Published online by Cambridge University Press: 02 July 2009
Today's war on terror is stealing the headlines of another fuzzy war the world is fighting against a non-conventional enemy: the war on drugs. Illicit drugs are a prototypical case of a problem stretching all across the blurred crime–war continuum. On the one hand, narcotics are associated with problems that fall clearly within the crime category, such as crimes committed under the influence of drugs. Not a day passes without the tabloids reporting new sensational stories about a crack addict battering an innocent victim. On the other hand, drugs have also triggered and sustained a number of prominent inter-state and intra-state wars. The tense stand-off between Colombia and its neighbors Venezuela and Ecuador is just the most recent manifestation of the bellicose dimension of the drugs industry. The extra-territorial killing of a senior leader of Colombia's most notorious narco-guerrilla group has led Latin America close to a cross-border war (The Economist 2008).
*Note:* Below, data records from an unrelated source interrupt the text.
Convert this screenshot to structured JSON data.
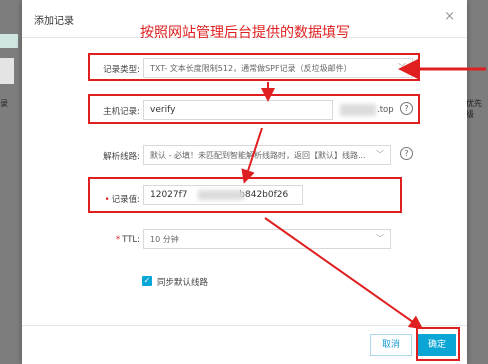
{
  "background": {
    "left_text": "录",
    "right_text": "优先级"
  },
  "dialog": {
    "title": "添加记录",
    "close_label": "×",
    "annotation": "按照网站管理后台提供的数据填写"
  },
  "form": {
    "record_type": {
      "label": "记录类型:",
      "value": "TXT- 文本长度限制512，通常做SPF记录（反垃圾邮件）"
    },
    "host": {
      "label": "主机记录:",
      "value": "verify",
      "suffix": ".top"
    },
    "line": {
      "label": "解析线路:",
      "value": "默认 - 必填！未匹配到智能解析线路时，返回【默认】线路..."
    },
    "record_value": {
      "label": "记录值:",
      "value_start": "12027f7",
      "value_end": "b842b0f26"
    },
    "ttl": {
      "label": "TTL:",
      "value": "10 分钟"
    },
    "sync": {
      "label": "同步默认线路",
      "checked": true
    }
  },
  "footer": {
    "cancel_label": "取消",
    "ok_label": "确定"
  },
  "colors": {
    "accent": "#0aa6d6",
    "annotation_red": "#e02020"
  }
}
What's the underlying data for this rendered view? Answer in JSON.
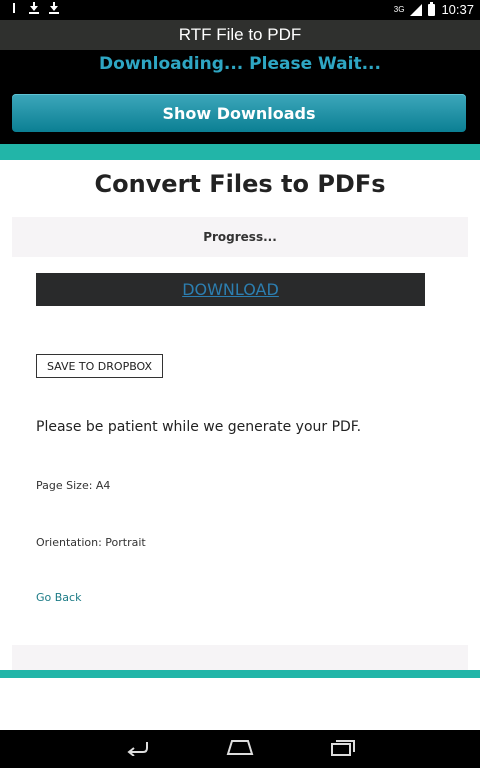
{
  "status_bar": {
    "left_icons": [
      "usb-icon",
      "download-icon",
      "download-icon"
    ],
    "network_label": "3G",
    "time": "10:37"
  },
  "app": {
    "title": "RTF File to PDF",
    "downloading_text": "Downloading... Please Wait...",
    "show_downloads_label": "Show Downloads"
  },
  "content": {
    "heading": "Convert Files to PDFs",
    "progress_label": "Progress...",
    "download_link": "DOWNLOAD",
    "dropbox_button": "SAVE TO DROPBOX",
    "patient_message": "Please be patient while we generate your PDF.",
    "page_size": "Page Size: A4",
    "orientation": "Orientation: Portrait",
    "go_back": "Go Back"
  },
  "nav_bar": {
    "buttons": [
      "back-icon",
      "home-icon",
      "recent-apps-icon"
    ]
  },
  "colors": {
    "accent_teal": "#22b5a8",
    "button_blue": "#0b7f93",
    "downloading_text": "#2ea6c3",
    "link": "#2c7eb0"
  }
}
In this chapter, I will explore the violent side of this half-trillion-dollar business and assess the extent to which the architecture of the international institution created in response – namely the United Nations Convention against Illicit Traffic in Narcotic Drugs and Psychotropic Substances of 1988 – provides the optimal governance structure for dealing with the problem. The starkly contrasting ways and degrees of intensity with which different states are affected by the problem and the scarcity of reliable information on industry trends and on governments' control efforts suggest hard law to be the best design option.